Almost 20 percent of the bridges in Cambria, Bedford and Somerset counties are structurally deficient.
Counting everything from large structures that cross rivers to some barely noticeable 8-foot culverts, there are 1,532 bridges throughout the area, including those on both state and local routes. As of Dec. 31, 299 of them were considered structurally deficient.
There are thousands of other bridges in need of repair across the commonwealth.
Paying for the work can be financially challenging for state, county and municipal governments.
In order to assist, the state Department of Transportation recently announced a public-private Rapid Bridge Replacement Project. The initiative would allow bridges of similar design to be replaced under the same contract, which should streamline design and construction.
Five groups – Plenary Walsh Keystone Partners, Keystone Bridge Partners, Commonwealth Bridge Partners, Keystone Bridge Builders and Pennsylvania Crossings – have submitted statements of qualification, hoping to become eligible to participate in the project.
“I’m pleased to see that private industry is coming forward to partner with us on this effort to keep our bridges open and safe,” said PennDOT Secretary Barry J. Schoch in a statement.
Along with more than 1,200 bridges in the three counties, the state maintains 914 miles of highway in Somerset, 837 miles in Bedford and 741 in Cambria.
“There are many aspects of the work we do on our network, everything from snow removal to paving, bridge rehabilitations or replacements to pothole patching or even just sweeping after the winter,” said Tara M. Callahan-Henry, press officer for PennDOT Engineering District 9. “We need to keep up with our network and keep it in good condition to help move goods and services across the area.”
The state also allocates funds to improve roadways through its Municipal Liquid Fuels Program, basing its distribution on a municipality’s population and miles of roads on its approved Liquid Fuels Inventory.
The money, which comes from a tax on liquid fuels, must be used for construction, reconstruction, maintenance and repair of public roads or streets that meet certain size and condition specifications.
“(The tax money) basically comes back to the community to help support the roadway systems,” said Cambria County Commissioner Mark Wissinger.
The city of Johnstown has $452,000 budgeted for its liquid fuels fund in 2014.
Cambria County will have $533,600 in liquid fuels money this year to disperse to boroughs and townships.
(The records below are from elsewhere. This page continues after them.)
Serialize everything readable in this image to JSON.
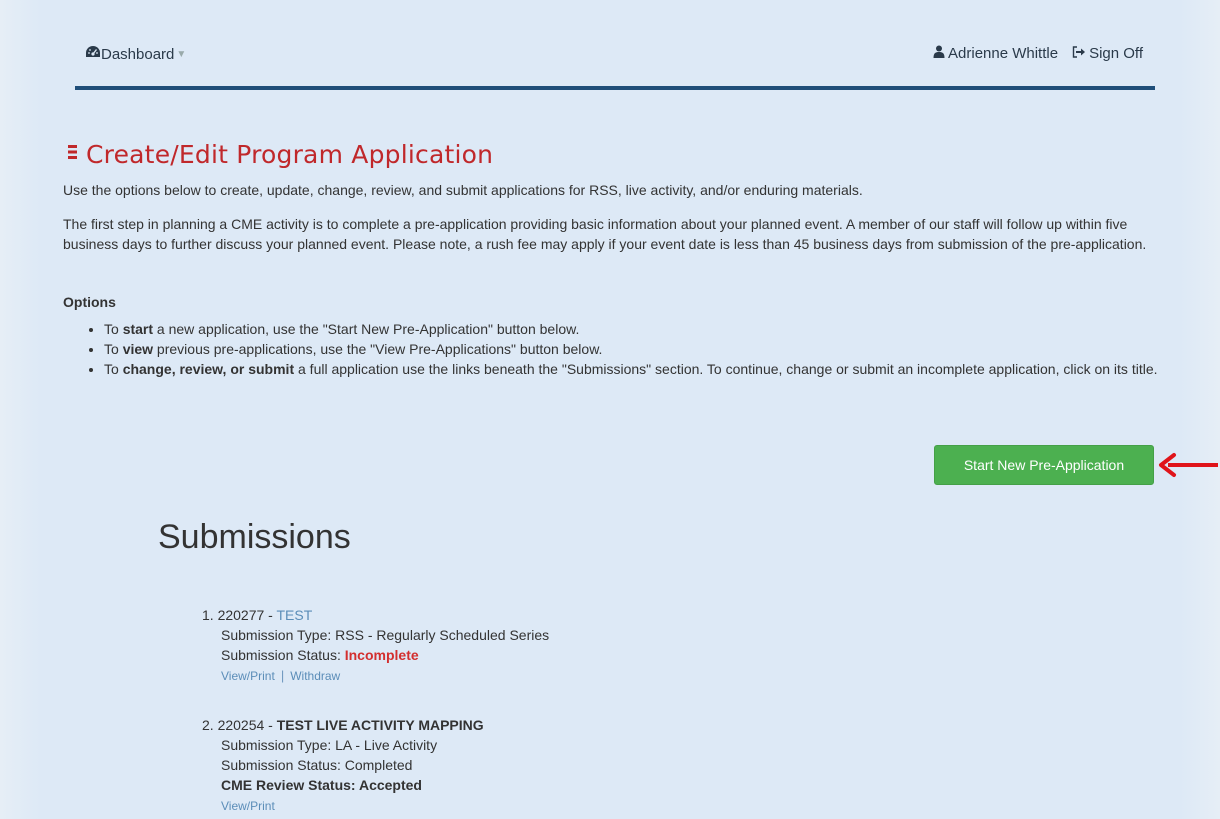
{
  "nav": {
    "dashboard_label": "Dashboard",
    "user_name": "Adrienne Whittle",
    "sign_off_label": "Sign Off"
  },
  "page": {
    "title": "Create/Edit Program Application",
    "intro": "Use the options below to create, update, change, review, and submit applications for RSS, live activity, and/or enduring materials.",
    "paragraph": "The first step in planning a CME activity is to complete a pre-application providing basic information about your planned event. A member of our staff will follow up within five business days to further discuss your planned event. Please note, a rush fee may apply if your event date is less than 45 business days from submission of the pre-application.",
    "options_heading": "Options",
    "options": [
      {
        "pre": "To ",
        "bold": "start",
        "post": " a new application, use the \"Start New Pre-Application\" button below."
      },
      {
        "pre": "To ",
        "bold": "view",
        "post": " previous pre-applications, use the \"View Pre-Applications\" button below."
      },
      {
        "pre": "To ",
        "bold": "change, review, or submit",
        "post": " a full application use the links beneath the \"Submissions\" section. To continue, change or submit an incomplete application, click on its title."
      }
    ],
    "start_button": "Start New Pre-Application"
  },
  "submissions": {
    "heading": "Submissions",
    "items": [
      {
        "number": "1.",
        "id": "220277",
        "dash": " - ",
        "title": "TEST",
        "type_label": "Submission Type:",
        "type_value": "RSS - Regularly Scheduled Series",
        "status_label": "Submission Status:",
        "status_value": "Incomplete",
        "link_view": "View/Print",
        "link_withdraw": "Withdraw"
      },
      {
        "number": "2.",
        "id": "220254",
        "dash": " - ",
        "title": "TEST LIVE ACTIVITY MAPPING",
        "type_label": "Submission Type:",
        "type_value": "LA - Live Activity",
        "status_label": "Submission Status:",
        "status_value": "Completed",
        "review_label": "CME Review Status: Accepted",
        "link_view": "View/Print"
      }
    ]
  },
  "colors": {
    "accent_red": "#c0282b",
    "button_green": "#4cb050",
    "nav_rule": "#1f4e79",
    "link_blue": "#5b8db8",
    "arrow_red": "#e0141a"
  },
  "icons": {
    "dashboard": "dashboard-gauge-icon",
    "user": "user-icon",
    "sign_off": "sign-out-icon",
    "title": "list-icon",
    "annotation": "red-arrow-icon"
  }
}
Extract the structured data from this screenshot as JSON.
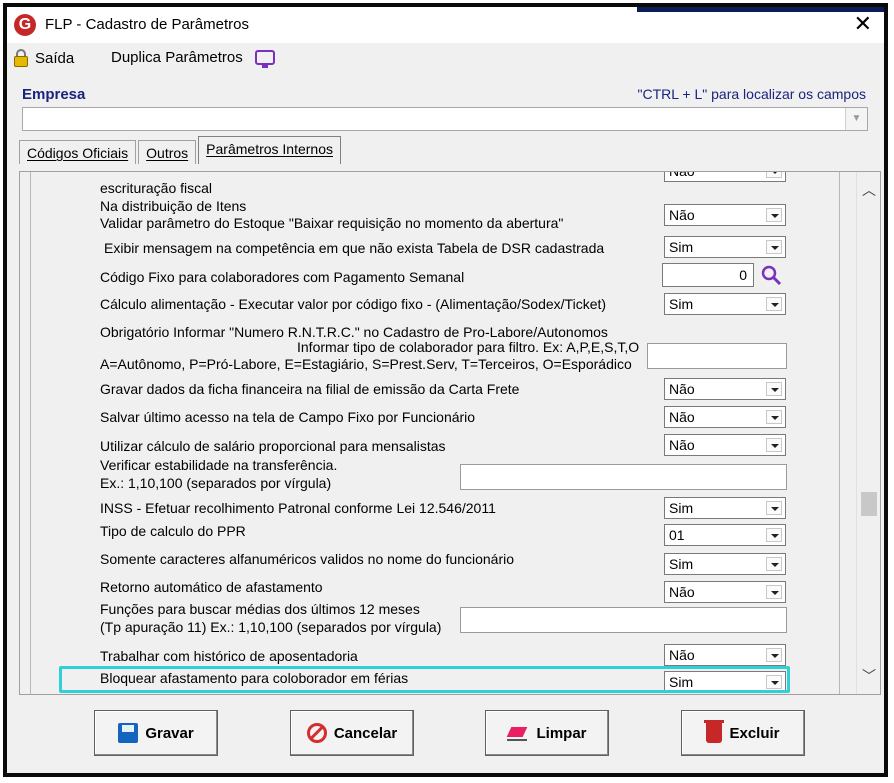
{
  "window": {
    "title": "FLP - Cadastro de Parâmetros",
    "logo_letter": "G",
    "close": "✕"
  },
  "menu": {
    "saida": "Saída",
    "duplica": "Duplica Parâmetros"
  },
  "empresa": {
    "label": "Empresa",
    "hint": "\"CTRL + L\" para localizar os campos",
    "value": ""
  },
  "tabs": [
    {
      "label": "Códigos Oficiais"
    },
    {
      "label": "Outros"
    },
    {
      "label": "Parâmetros Internos"
    }
  ],
  "params": {
    "r0": {
      "label": "escrituração fiscal",
      "value": "Não"
    },
    "r1": {
      "label1": "Na distribuição de Itens",
      "label2": "Validar parâmetro do Estoque \"Baixar requisição no momento da abertura\"",
      "value": "Não"
    },
    "r2": {
      "label": "Exibir mensagem na competência em que não exista Tabela de DSR cadastrada",
      "value": "Sim"
    },
    "r3": {
      "label": "Código Fixo para colaboradores com Pagamento Semanal",
      "value": "0"
    },
    "r4": {
      "label": "Cálculo alimentação - Executar valor por código fixo - (Alimentação/Sodex/Ticket)",
      "value": "Sim"
    },
    "r5": {
      "label": "Obrigatório Informar \"Numero R.N.T.R.C.\" no Cadastro de Pro-Labore/Autonomos"
    },
    "r6": {
      "label1": "Informar tipo de colaborador para filtro. Ex: A,P,E,S,T,O",
      "label2": "A=Autônomo, P=Pró-Labore, E=Estagiário, S=Prest.Serv, T=Terceiros, O=Esporádico",
      "value": ""
    },
    "r7": {
      "label": "Gravar dados da ficha financeira na filial de emissão da Carta Frete",
      "value": "Não"
    },
    "r8": {
      "label": "Salvar último acesso na tela de Campo Fixo por Funcionário",
      "value": "Não"
    },
    "r9": {
      "label": "Utilizar cálculo de salário proporcional para mensalistas",
      "value": "Não"
    },
    "r10": {
      "label1": "Verificar estabilidade na transferência.",
      "label2": "Ex.: 1,10,100 (separados por vírgula)",
      "value": ""
    },
    "r11": {
      "label": "INSS - Efetuar recolhimento Patronal conforme Lei 12.546/2011",
      "value": "Sim"
    },
    "r12": {
      "label": "Tipo de calculo do PPR",
      "value": "01"
    },
    "r13": {
      "label": "Somente caracteres alfanuméricos validos no nome do funcionário",
      "value": "Sim"
    },
    "r14": {
      "label": "Retorno automático de afastamento",
      "value": "Não"
    },
    "r15": {
      "label1": "Funções para buscar médias dos últimos 12 meses",
      "label2": "(Tp apuração 11)   Ex.: 1,10,100 (separados por vírgula)",
      "value": ""
    },
    "r16": {
      "label": "Trabalhar com histórico de aposentadoria",
      "value": "Não"
    },
    "r17": {
      "label": "Bloquear afastamento para coloborador em férias",
      "value": "Sim"
    }
  },
  "buttons": {
    "gravar": "Gravar",
    "cancelar": "Cancelar",
    "limpar": "Limpar",
    "excluir": "Excluir"
  },
  "colors": {
    "highlight": "#2fd0d8",
    "label_blue": "#1a237e",
    "brand_red": "#c62828"
  }
}
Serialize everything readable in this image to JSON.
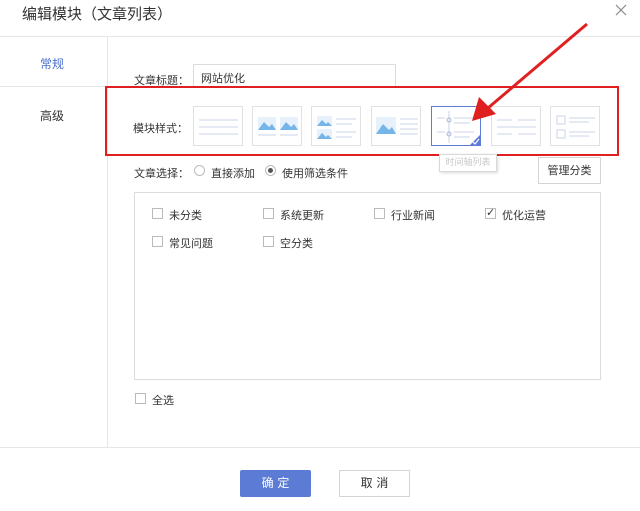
{
  "dialog": {
    "title": "编辑模块（文章列表）"
  },
  "sidebar": {
    "items": [
      {
        "label": "常规",
        "active": true
      },
      {
        "label": "高级",
        "active": false
      }
    ]
  },
  "form": {
    "article_title_label": "文章标题：",
    "article_title_value": "网站优化",
    "module_style_label": "模块样式：",
    "selected_style_tooltip": "时间轴列表",
    "article_select_label": "文章选择：",
    "radio_direct": "直接添加",
    "radio_filter": "使用筛选条件",
    "manage_categories": "管理分类",
    "categories": [
      {
        "label": "未分类",
        "checked": false
      },
      {
        "label": "系统更新",
        "checked": false
      },
      {
        "label": "行业新闻",
        "checked": false
      },
      {
        "label": "优化运营",
        "checked": true
      },
      {
        "label": "常见问题",
        "checked": false
      },
      {
        "label": "空分类",
        "checked": false
      }
    ],
    "select_all": "全选"
  },
  "footer": {
    "ok": "确 定",
    "cancel": "取 消"
  },
  "colors": {
    "accent": "#5b7bd5",
    "highlight": "#e02020",
    "active_text": "#4a6fd0"
  }
}
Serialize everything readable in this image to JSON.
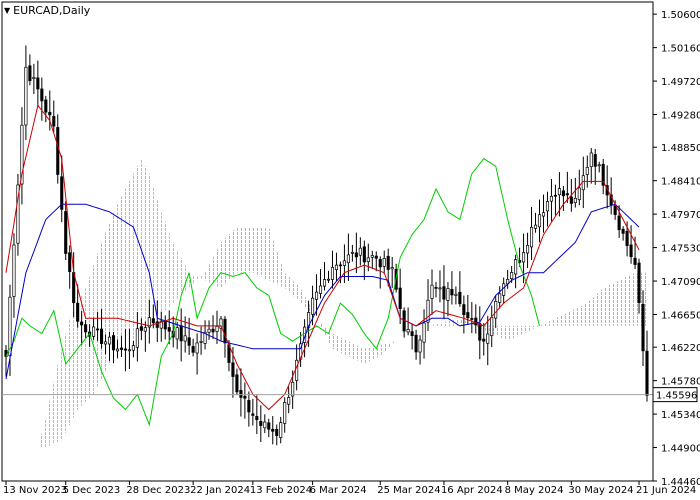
{
  "ticker": {
    "symbol_label": "EURCAD,Daily",
    "menu_icon": "triangle-down-icon"
  },
  "current_price": "1.45596",
  "colors": {
    "candles": "#000000",
    "tenkan": "#cc0000",
    "kijun": "#0000cc",
    "chikou": "#00cc00",
    "kumo_bull": "#f4a460",
    "kumo_bear": "#c9a0dc",
    "price_line": "#a0a0a0"
  },
  "chart_data": {
    "type": "candlestick",
    "indicator": "ichimoku",
    "ylim": [
      1.4446,
      1.5076
    ],
    "y_ticks": [
      "1.50600",
      "1.50160",
      "1.49720",
      "1.49280",
      "1.48850",
      "1.48410",
      "1.47970",
      "1.47530",
      "1.47090",
      "1.46650",
      "1.46220",
      "1.45780",
      "1.45340",
      "1.44900",
      "1.44460"
    ],
    "x_ticks": [
      "13 Nov 2023",
      "5 Dec 2023",
      "28 Dec 2023",
      "22 Jan 2024",
      "13 Feb 2024",
      "6 Mar 2024",
      "25 Mar 2024",
      "16 Apr 2024",
      "8 May 2024",
      "30 May 2024",
      "21 Jun 2024"
    ],
    "close_anchors": [
      [
        0,
        1.461
      ],
      [
        3,
        1.484
      ],
      [
        5,
        1.499
      ],
      [
        8,
        1.496
      ],
      [
        12,
        1.491
      ],
      [
        15,
        1.475
      ],
      [
        18,
        1.4655
      ],
      [
        25,
        1.463
      ],
      [
        30,
        1.4615
      ],
      [
        36,
        1.466
      ],
      [
        43,
        1.464
      ],
      [
        47,
        1.462
      ],
      [
        54,
        1.466
      ],
      [
        58,
        1.456
      ],
      [
        64,
        1.452
      ],
      [
        68,
        1.451
      ],
      [
        72,
        1.458
      ],
      [
        77,
        1.468
      ],
      [
        82,
        1.473
      ],
      [
        88,
        1.4745
      ],
      [
        93,
        1.474
      ],
      [
        97,
        1.472
      ],
      [
        100,
        1.465
      ],
      [
        103,
        1.462
      ],
      [
        107,
        1.47
      ],
      [
        110,
        1.469
      ],
      [
        113,
        1.47
      ],
      [
        116,
        1.466
      ],
      [
        120,
        1.463
      ],
      [
        124,
        1.47
      ],
      [
        129,
        1.474
      ],
      [
        133,
        1.479
      ],
      [
        138,
        1.483
      ],
      [
        143,
        1.481
      ],
      [
        147,
        1.488
      ],
      [
        151,
        1.483
      ],
      [
        155,
        1.477
      ],
      [
        158,
        1.473
      ],
      [
        161,
        1.456
      ]
    ],
    "tenkan_anchors": [
      [
        0,
        1.472
      ],
      [
        4,
        1.485
      ],
      [
        8,
        1.494
      ],
      [
        11,
        1.492
      ],
      [
        14,
        1.487
      ],
      [
        17,
        1.472
      ],
      [
        20,
        1.466
      ],
      [
        28,
        1.466
      ],
      [
        36,
        1.465
      ],
      [
        42,
        1.466
      ],
      [
        48,
        1.465
      ],
      [
        54,
        1.465
      ],
      [
        58,
        1.46
      ],
      [
        62,
        1.456
      ],
      [
        66,
        1.454
      ],
      [
        70,
        1.456
      ],
      [
        75,
        1.462
      ],
      [
        80,
        1.468
      ],
      [
        85,
        1.472
      ],
      [
        90,
        1.473
      ],
      [
        95,
        1.472
      ],
      [
        99,
        1.466
      ],
      [
        103,
        1.465
      ],
      [
        108,
        1.467
      ],
      [
        115,
        1.466
      ],
      [
        120,
        1.465
      ],
      [
        125,
        1.468
      ],
      [
        130,
        1.47
      ],
      [
        135,
        1.477
      ],
      [
        140,
        1.481
      ],
      [
        145,
        1.484
      ],
      [
        150,
        1.484
      ],
      [
        155,
        1.479
      ],
      [
        159,
        1.475
      ]
    ],
    "kijun_anchors": [
      [
        0,
        1.458
      ],
      [
        5,
        1.472
      ],
      [
        10,
        1.479
      ],
      [
        14,
        1.481
      ],
      [
        20,
        1.481
      ],
      [
        26,
        1.48
      ],
      [
        32,
        1.478
      ],
      [
        36,
        1.472
      ],
      [
        38,
        1.466
      ],
      [
        44,
        1.465
      ],
      [
        50,
        1.464
      ],
      [
        54,
        1.463
      ],
      [
        58,
        1.4625
      ],
      [
        62,
        1.462
      ],
      [
        70,
        1.462
      ],
      [
        74,
        1.462
      ],
      [
        76,
        1.465
      ],
      [
        80,
        1.469
      ],
      [
        84,
        1.4715
      ],
      [
        92,
        1.4715
      ],
      [
        96,
        1.471
      ],
      [
        99,
        1.466
      ],
      [
        103,
        1.465
      ],
      [
        107,
        1.466
      ],
      [
        111,
        1.466
      ],
      [
        114,
        1.465
      ],
      [
        119,
        1.4655
      ],
      [
        123,
        1.469
      ],
      [
        127,
        1.471
      ],
      [
        131,
        1.472
      ],
      [
        135,
        1.472
      ],
      [
        139,
        1.474
      ],
      [
        143,
        1.476
      ],
      [
        147,
        1.48
      ],
      [
        153,
        1.481
      ],
      [
        159,
        1.478
      ]
    ],
    "chikou_anchors": [
      [
        0,
        1.461
      ],
      [
        2,
        1.463
      ],
      [
        4,
        1.466
      ],
      [
        6,
        1.465
      ],
      [
        9,
        1.464
      ],
      [
        12,
        1.467
      ],
      [
        15,
        1.46
      ],
      [
        18,
        1.462
      ],
      [
        21,
        1.464
      ],
      [
        24,
        1.459
      ],
      [
        27,
        1.4555
      ],
      [
        30,
        1.454
      ],
      [
        33,
        1.456
      ],
      [
        36,
        1.452
      ],
      [
        39,
        1.461
      ],
      [
        42,
        1.464
      ],
      [
        44,
        1.469
      ],
      [
        46,
        1.472
      ],
      [
        48,
        1.466
      ],
      [
        51,
        1.47
      ],
      [
        54,
        1.472
      ],
      [
        57,
        1.4715
      ],
      [
        60,
        1.472
      ],
      [
        63,
        1.47
      ],
      [
        66,
        1.469
      ],
      [
        69,
        1.464
      ],
      [
        72,
        1.463
      ],
      [
        75,
        1.464
      ],
      [
        78,
        1.465
      ],
      [
        81,
        1.464
      ],
      [
        84,
        1.468
      ],
      [
        87,
        1.4665
      ],
      [
        90,
        1.464
      ],
      [
        93,
        1.462
      ],
      [
        96,
        1.466
      ],
      [
        99,
        1.474
      ],
      [
        102,
        1.477
      ],
      [
        105,
        1.479
      ],
      [
        108,
        1.483
      ],
      [
        111,
        1.48
      ],
      [
        114,
        1.479
      ],
      [
        117,
        1.485
      ],
      [
        120,
        1.487
      ],
      [
        123,
        1.486
      ],
      [
        126,
        1.479
      ],
      [
        129,
        1.473
      ],
      [
        132,
        1.469
      ],
      [
        134,
        1.465
      ]
    ],
    "span_a_anchors": [
      [
        0,
        1.449
      ],
      [
        8,
        1.449
      ],
      [
        10,
        1.453
      ],
      [
        13,
        1.46
      ],
      [
        16,
        1.466
      ],
      [
        20,
        1.47
      ],
      [
        24,
        1.476
      ],
      [
        28,
        1.481
      ],
      [
        32,
        1.485
      ],
      [
        34,
        1.487
      ],
      [
        36,
        1.485
      ],
      [
        39,
        1.48
      ],
      [
        42,
        1.476
      ],
      [
        46,
        1.472
      ],
      [
        50,
        1.471
      ],
      [
        54,
        1.47
      ],
      [
        58,
        1.472
      ],
      [
        62,
        1.472
      ],
      [
        66,
        1.471
      ],
      [
        70,
        1.47
      ],
      [
        74,
        1.468
      ],
      [
        78,
        1.466
      ],
      [
        82,
        1.464
      ],
      [
        86,
        1.463
      ],
      [
        90,
        1.462
      ],
      [
        94,
        1.4625
      ],
      [
        98,
        1.463
      ],
      [
        102,
        1.464
      ],
      [
        106,
        1.465
      ],
      [
        110,
        1.4655
      ],
      [
        114,
        1.466
      ],
      [
        118,
        1.465
      ],
      [
        122,
        1.464
      ],
      [
        126,
        1.463
      ],
      [
        130,
        1.464
      ],
      [
        134,
        1.465
      ],
      [
        138,
        1.466
      ],
      [
        142,
        1.467
      ],
      [
        146,
        1.468
      ],
      [
        150,
        1.47
      ],
      [
        154,
        1.471
      ],
      [
        158,
        1.472
      ],
      [
        161,
        1.472
      ]
    ],
    "span_b_anchors": [
      [
        0,
        1.449
      ],
      [
        8,
        1.449
      ],
      [
        10,
        1.449
      ],
      [
        14,
        1.45
      ],
      [
        18,
        1.454
      ],
      [
        22,
        1.456
      ],
      [
        26,
        1.46
      ],
      [
        30,
        1.462
      ],
      [
        34,
        1.464
      ],
      [
        38,
        1.466
      ],
      [
        42,
        1.468
      ],
      [
        46,
        1.47
      ],
      [
        50,
        1.472
      ],
      [
        54,
        1.476
      ],
      [
        58,
        1.478
      ],
      [
        62,
        1.478
      ],
      [
        66,
        1.478
      ],
      [
        70,
        1.472
      ],
      [
        74,
        1.47
      ],
      [
        78,
        1.466
      ],
      [
        82,
        1.462
      ],
      [
        86,
        1.461
      ],
      [
        90,
        1.46
      ],
      [
        94,
        1.461
      ],
      [
        98,
        1.463
      ],
      [
        102,
        1.464
      ],
      [
        106,
        1.465
      ],
      [
        110,
        1.465
      ],
      [
        114,
        1.465
      ],
      [
        118,
        1.4655
      ],
      [
        122,
        1.465
      ],
      [
        126,
        1.465
      ],
      [
        130,
        1.465
      ],
      [
        134,
        1.465
      ],
      [
        138,
        1.465
      ],
      [
        142,
        1.465
      ],
      [
        146,
        1.465
      ],
      [
        150,
        1.465
      ],
      [
        154,
        1.465
      ],
      [
        158,
        1.465
      ],
      [
        161,
        1.465
      ]
    ]
  }
}
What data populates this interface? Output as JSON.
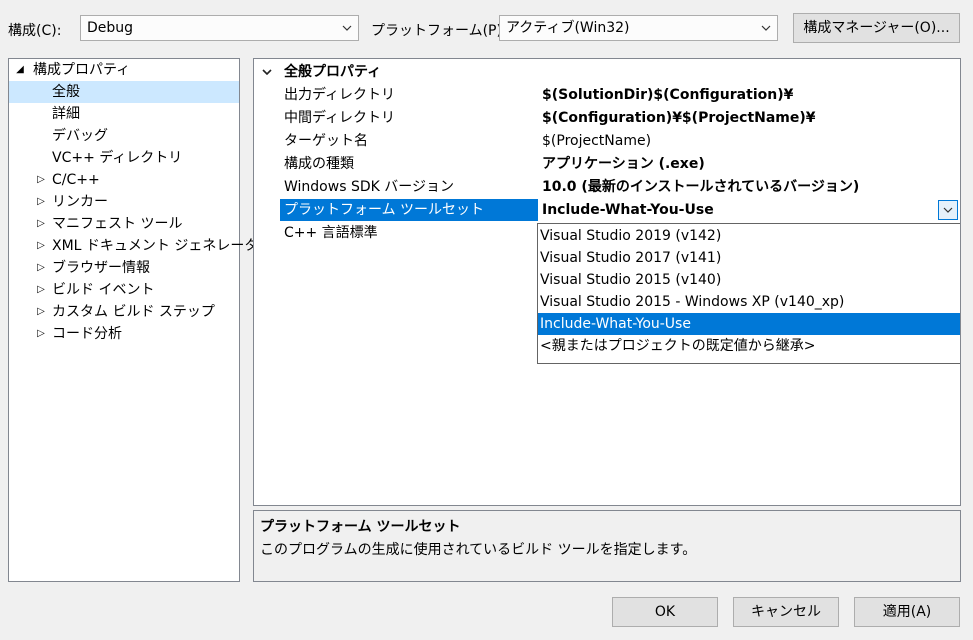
{
  "config": {
    "label": "構成(C):",
    "value": "Debug"
  },
  "platform": {
    "label": "プラットフォーム(P):",
    "value": "アクティブ(Win32)"
  },
  "config_manager_button": "構成マネージャー(O)...",
  "tree": {
    "root": "構成プロパティ",
    "items": [
      {
        "label": "全般"
      },
      {
        "label": "詳細"
      },
      {
        "label": "デバッグ"
      },
      {
        "label": "VC++ ディレクトリ"
      },
      {
        "label": "C/C++"
      },
      {
        "label": "リンカー"
      },
      {
        "label": "マニフェスト ツール"
      },
      {
        "label": "XML ドキュメント ジェネレーター"
      },
      {
        "label": "ブラウザー情報"
      },
      {
        "label": "ビルド イベント"
      },
      {
        "label": "カスタム ビルド ステップ"
      },
      {
        "label": "コード分析"
      }
    ]
  },
  "grid": {
    "category": "全般プロパティ",
    "rows": [
      {
        "name": "出力ディレクトリ",
        "value": "$(SolutionDir)$(Configuration)¥"
      },
      {
        "name": "中間ディレクトリ",
        "value": "$(Configuration)¥$(ProjectName)¥"
      },
      {
        "name": "ターゲット名",
        "value": "$(ProjectName)"
      },
      {
        "name": "構成の種類",
        "value": "アプリケーション (.exe)"
      },
      {
        "name": "Windows SDK バージョン",
        "value": "10.0 (最新のインストールされているバージョン)"
      },
      {
        "name": "プラットフォーム ツールセット",
        "value": "Include-What-You-Use"
      },
      {
        "name": "C++ 言語標準",
        "value": ""
      }
    ]
  },
  "dropdown": {
    "options": [
      "Visual Studio 2019 (v142)",
      "Visual Studio 2017 (v141)",
      "Visual Studio 2015 (v140)",
      "Visual Studio 2015 - Windows XP (v140_xp)",
      "Include-What-You-Use",
      "<親またはプロジェクトの既定値から継承>"
    ],
    "selected_index": 4
  },
  "description": {
    "title": "プラットフォーム ツールセット",
    "text": "このプログラムの生成に使用されているビルド ツールを指定します。"
  },
  "buttons": {
    "ok": "OK",
    "cancel": "キャンセル",
    "apply": "適用(A)"
  },
  "colors": {
    "accent": "#0078d7",
    "tree_selection": "#cce8ff",
    "window_bg": "#f0f0f0"
  },
  "icons": {
    "collapse": "triangle-down-icon",
    "expand": "triangle-right-icon",
    "dropdown": "chevron-down-icon"
  }
}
The commissioners do not dictate what those municipalities should do with their funds, so long as the projects meet the state requirements.
“We’d rather let the local folks set their projects,” said Cambria County President Commissioner Douglas Lengenfelder.
The county also operates a mass transit system, called CamTran.
Approximately 1.2 million passengers ride CamTran vehicles per year. Its fleet includes 31 buses in the urban Johnstown area, along with 40 smaller vehicles for rural regions.
“It provides cost-efficient, reliable, safe transportation for the entire county,” said CamTran board Chairman Ed Cernic Jr.
Cambria County Transit Authority Executive Director Rose Lucey-Noll added, “I think that we’re very integrated into the community.”
Moving into the future, the transit authority plans to introduce buses that run on compressed natural gas into its fleet over the next few years. The first CNG bus is expected to arrive within 15 to 18 months.
CamTran is also in the process of building a state-of-the-art, 82,000-square-foot, $18 million headquarters/garage in Johnstown’s Woodvale neighborhood.
Additionally, the authority operates the transit center in downtown Johnstown, which is located only a few miles from two other transportation hubs: the Johnstown train station and the John Murtha Johnstown-Cambria County Airport in Richland Township.
Dave Sutor is a reporter for The Tribune-Democrat. Follow him on Twitter at twitter.com/Dave_Sutor.